WHAT YOU NEED TO DO: Only an exact retyping of all the entries counts as an answer.

Web page and app entries:

----

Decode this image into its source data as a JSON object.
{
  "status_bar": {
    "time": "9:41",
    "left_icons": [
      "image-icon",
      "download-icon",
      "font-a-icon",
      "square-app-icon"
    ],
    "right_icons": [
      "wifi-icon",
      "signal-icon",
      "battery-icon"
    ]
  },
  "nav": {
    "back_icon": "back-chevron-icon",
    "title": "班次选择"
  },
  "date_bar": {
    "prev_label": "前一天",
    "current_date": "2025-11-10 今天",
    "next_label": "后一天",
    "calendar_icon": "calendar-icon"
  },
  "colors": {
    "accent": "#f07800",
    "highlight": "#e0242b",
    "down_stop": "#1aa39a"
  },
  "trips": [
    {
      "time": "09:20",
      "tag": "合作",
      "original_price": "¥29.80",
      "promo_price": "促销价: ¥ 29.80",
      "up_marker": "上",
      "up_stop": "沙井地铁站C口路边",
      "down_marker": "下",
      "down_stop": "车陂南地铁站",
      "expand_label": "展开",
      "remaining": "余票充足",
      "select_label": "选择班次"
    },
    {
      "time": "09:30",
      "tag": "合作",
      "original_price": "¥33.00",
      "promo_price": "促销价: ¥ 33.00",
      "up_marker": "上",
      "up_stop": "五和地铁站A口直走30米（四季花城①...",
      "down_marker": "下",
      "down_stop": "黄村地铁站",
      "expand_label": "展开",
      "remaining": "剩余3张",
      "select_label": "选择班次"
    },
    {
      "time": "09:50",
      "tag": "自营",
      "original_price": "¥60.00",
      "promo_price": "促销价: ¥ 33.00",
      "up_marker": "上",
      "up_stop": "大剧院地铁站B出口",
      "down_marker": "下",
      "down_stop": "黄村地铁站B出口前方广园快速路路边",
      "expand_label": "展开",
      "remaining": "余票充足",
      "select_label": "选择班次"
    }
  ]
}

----

RESULT OF THE EXERCISE:
Decode this image into its source data as a JSON object.
{
  "status_bar": {
    "time": "9:41",
    "left_icons": [
      "image-icon",
      "download-icon",
      "font-a-icon",
      "square-app-icon"
    ],
    "right_icons": [
      "wifi-icon",
      "signal-icon",
      "battery-icon"
    ]
  },
  "nav": {
    "back_icon": "back-chevron-icon",
    "title": "班次选择"
  },
  "date_bar": {
    "prev_label": "前一天",
    "current_date": "2025-11-10 今天",
    "next_label": "后一天",
    "calendar_icon": "calendar-icon"
  },
  "colors": {
    "accent": "#f07800",
    "highlight": "#e0242b",
    "down_stop": "#1aa39a"
  },
  "trips": [
    {
      "time": "09:20",
      "tag": "合作",
      "original_price": "¥29.80",
      "promo_price": "促销价: ¥ 29.80",
      "up_marker": "上",
      "up_stop": "沙井地铁站C口路边",
      "down_marker": "下",
      "down_stop": "车陂南地铁站",
      "expand_label": "展开",
      "remaining": "余票充足",
      "select_label": "选择班次"
    },
    {
      "time": "09:30",
      "tag": "合作",
      "original_price": "¥33.00",
      "promo_price": "促销价: ¥ 33.00",
      "up_marker": "上",
      "up_stop": "五和地铁站A口直走30米（四季花城①...",
      "down_marker": "下",
      "down_stop": "黄村地铁站",
      "expand_label": "展开",
      "remaining": "剩余3张",
      "select_label": "选择班次"
    },
    {
      "time": "09:50",
      "tag": "自营",
      "original_price": "¥60.00",
      "promo_price": "促销价: ¥ 33.00",
      "up_marker": "上",
      "up_stop": "大剧院地铁站B出口",
      "down_marker": "下",
      "down_stop": "黄村地铁站B出口前方广园快速路路边",
      "expand_label": "展开",
      "remaining": "余票充足",
      "select_label": "选择班次"
    }
  ]
}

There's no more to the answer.